'Bachelorette' Rachel Lindsay breaks silence on controversial contestant Lee Garrett
Rachel Lindsay has broken her silence on controversial contestant Lee Garrett.
For two episodes and counting, The Bachelorette has centered its drama on Garrett, a contestant who has been accused of picking fights with black contestants. On Monday's episode, Garrett, a white singer-songwriter from Nashville, antagonized Kenny "Pretty Boy Pitbull" King, a black wrestler from Las Vegas.
Their onscreen confrontations — many of which happened when Lindsay wasn't around — ultimately caused the Bachelorette to have a tearful breakdown over the pressure of being the first black lead in the franchise. "I get pressure from so many ways being in this position," she said to the camera, directly addressing the high-stakes of her history-making season for the first time. "I already know what people are going to say about me, and judge me for the decisions I'm making. I'm going to have to be the one who has to deal with that and nobody else, and that's a lot."
Ahead of Garrett's on-air behavior, viewers uncovered racist tweets allegedly sent from his Twitter account in 2015 and 2016. Though the posts have since been deleted, most of Bachelor Nation went into the episodes already aware of Garrett's alleged predispositions.
One person who perhaps wasn't aware, however, was former Bachelor contestant Leah Block. Block, who appeared on Ben Higgins' season of The Bachelor and last season's Bachelor in Paradise, took to Twitter during the racially charged episode to compare this season to an episode of the VH1 reality series Love and Hip Hop.
She wrote, "I'm sitting here watching @BacheloretteABC and my roommate just sat down on the couch and said 'what is this? @LoveAndHipHop_?" Block included a laughing emoji and wrote in all caps, "DEAD." (The post has been deleted, but was captured by users on Twitter.)
The reference to the VH1 series, which features a predominantly black cast, wasn't lost on Lindsay. Her contestants make up the most diverse cast in the history of the ABC franchise and unlike many seasons prior, many of the non-white contestants are still competing on the show, now in its fourth week.
"Let me know if she wants to meet Lee," Lindsay replied to Block, "they sound like they would have a lot in common." She added the hashtag #ihavetimetoday
With most of Garrett's antics happening in Lindsay's absence, the Bachelorette is likely learning of his behavior while watching the show.
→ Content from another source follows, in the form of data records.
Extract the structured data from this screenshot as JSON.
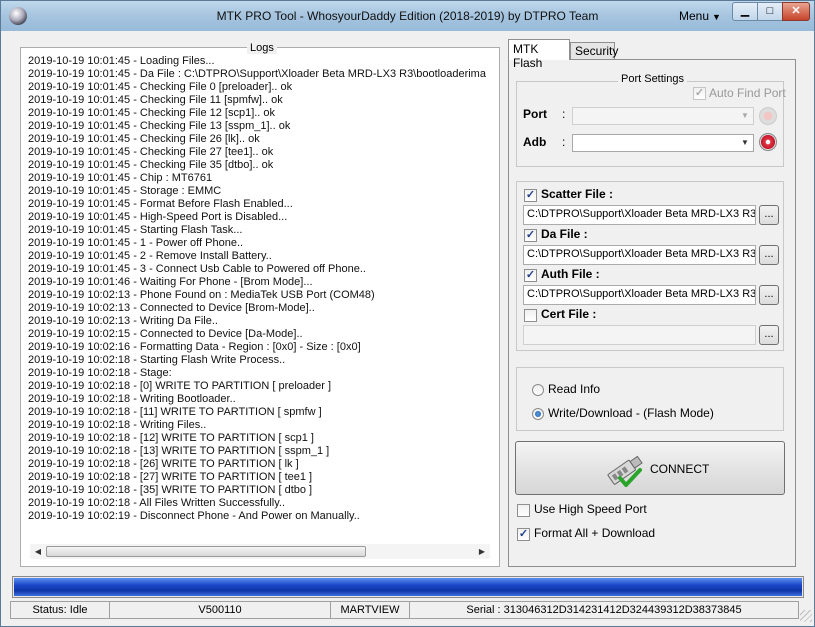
{
  "window": {
    "title": "MTK PRO Tool - WhosyourDaddy Edition (2018-2019) by DTPRO Team",
    "menu_label": "Menu",
    "minimize": "▁",
    "maximize": "□",
    "close": "✕"
  },
  "logs": {
    "legend": "Logs",
    "lines": [
      "2019-10-19 10:01:45 - Loading Files...",
      "2019-10-19 10:01:45 - Da File : C:\\DTPRO\\Support\\Xloader Beta MRD-LX3 R3\\bootloaderima",
      "2019-10-19 10:01:45 - Checking File 0 [preloader].. ok",
      "2019-10-19 10:01:45 - Checking File 11 [spmfw].. ok",
      "2019-10-19 10:01:45 - Checking File 12 [scp1].. ok",
      "2019-10-19 10:01:45 - Checking File 13 [sspm_1].. ok",
      "2019-10-19 10:01:45 - Checking File 26 [lk].. ok",
      "2019-10-19 10:01:45 - Checking File 27 [tee1].. ok",
      "2019-10-19 10:01:45 - Checking File 35 [dtbo].. ok",
      "2019-10-19 10:01:45 - Chip : MT6761",
      "2019-10-19 10:01:45 - Storage : EMMC",
      "2019-10-19 10:01:45 - Format Before Flash Enabled...",
      "2019-10-19 10:01:45 - High-Speed Port is Disabled...",
      "2019-10-19 10:01:45 - Starting Flash Task...",
      "2019-10-19 10:01:45 - 1 - Power off Phone..",
      "2019-10-19 10:01:45 - 2 - Remove Install Battery..",
      "2019-10-19 10:01:45 - 3 - Connect Usb Cable to Powered off Phone..",
      "2019-10-19 10:01:46 - Waiting For Phone - [Brom Mode]...",
      "2019-10-19 10:02:13 - Phone Found on : MediaTek USB Port (COM48)",
      "2019-10-19 10:02:13 - Connected to Device [Brom-Mode]..",
      "2019-10-19 10:02:13 - Writing Da File..",
      "2019-10-19 10:02:15 - Connected to Device [Da-Mode]..",
      "2019-10-19 10:02:16 - Formatting Data - Region : [0x0] - Size : [0x0]",
      "2019-10-19 10:02:18 - Starting Flash Write Process..",
      "2019-10-19 10:02:18 - Stage:",
      "2019-10-19 10:02:18 - [0] WRITE TO PARTITION [ preloader ]",
      "2019-10-19 10:02:18 - Writing Bootloader..",
      "2019-10-19 10:02:18 - [11] WRITE TO PARTITION [ spmfw ]",
      "2019-10-19 10:02:18 - Writing Files..",
      "2019-10-19 10:02:18 - [12] WRITE TO PARTITION [ scp1 ]",
      "2019-10-19 10:02:18 - [13] WRITE TO PARTITION [ sspm_1 ]",
      "2019-10-19 10:02:18 - [26] WRITE TO PARTITION [ lk ]",
      "2019-10-19 10:02:18 - [27] WRITE TO PARTITION [ tee1 ]",
      "2019-10-19 10:02:18 - [35] WRITE TO PARTITION [ dtbo ]",
      "2019-10-19 10:02:18 - All Files Written Successfully..",
      "2019-10-19 10:02:19 - Disconnect Phone - And Power on Manually.."
    ]
  },
  "tabs": [
    {
      "label": "MTK Flash",
      "selected": true
    },
    {
      "label": "Security",
      "selected": false
    }
  ],
  "port_settings": {
    "legend": "Port Settings",
    "auto_find_label": "Auto Find Port",
    "auto_find_checked": true,
    "port_label": "Port",
    "port_value": "",
    "adb_label": "Adb",
    "adb_value": "",
    "sep": ":"
  },
  "files": {
    "scatter": {
      "label": "Scatter File :",
      "checked": true,
      "path": "C:\\DTPRO\\Support\\Xloader Beta MRD-LX3 R3"
    },
    "da": {
      "label": "Da File :",
      "checked": true,
      "path": "C:\\DTPRO\\Support\\Xloader Beta MRD-LX3 R3"
    },
    "auth": {
      "label": "Auth File :",
      "checked": true,
      "path": "C:\\DTPRO\\Support\\Xloader Beta MRD-LX3 R3"
    },
    "cert": {
      "label": "Cert File :",
      "checked": false,
      "path": ""
    },
    "browse_label": "..."
  },
  "mode": {
    "read_info_label": "Read Info",
    "write_label": "Write/Download - (Flash Mode)",
    "selected": "write"
  },
  "connect_label": "CONNECT",
  "options": {
    "high_speed_label": "Use High Speed Port",
    "high_speed_checked": false,
    "format_all_label": "Format All + Download",
    "format_all_checked": true
  },
  "progress": {
    "fraction": 1.0
  },
  "status": {
    "status": "Status: Idle",
    "version": "V500110",
    "device": "MARTVIEW",
    "serial": "Serial : 313046312D314231412D324439312D38373845"
  },
  "colors": {
    "progress_fill": "#1a47c8",
    "close_button": "#c6432b",
    "check_mark": "#1e3f8a"
  }
}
"I didn't foresee how much conflict that would arise between the men," Lindsay wrote in a blog for People about casting a diverse group of contestants. "Yes, I only have two eyes, but if someone is on this journey who doesn't belong, I'll figure out that for myself even if it takes me longer than it should."
The tension between Garrett and King is only set to escalate, as their upcoming head-to-head was the main attraction teased during the preview for next week's two-night event, which shows King with a bloody eye.
"I never believed the drama would lead to the explosion that happens next week," wrote Lindsay. "There will be blood, tears and threats that cannot be taken lightly. I think some of these guys take the old phrase 'all is fair in love and war' a little too seriously. ... I just hoped they wouldn't forget the love."
ABC teased the event in a press release for the two episodes as such: "On the much-anticipated two-on-one date between two bitter rivals, one man causes the more emotional guy to settle the score once and for all in one of the most riveting and shocking confrontations ever on the show. How will it end? Who will go home or will Rachel clean house?"
Lindsay's tweet seems to suggest Garrett will soon be free to hang with whomever he likes, though the future also doesn't look overly bright for the "emotional guy" — assumed to be King.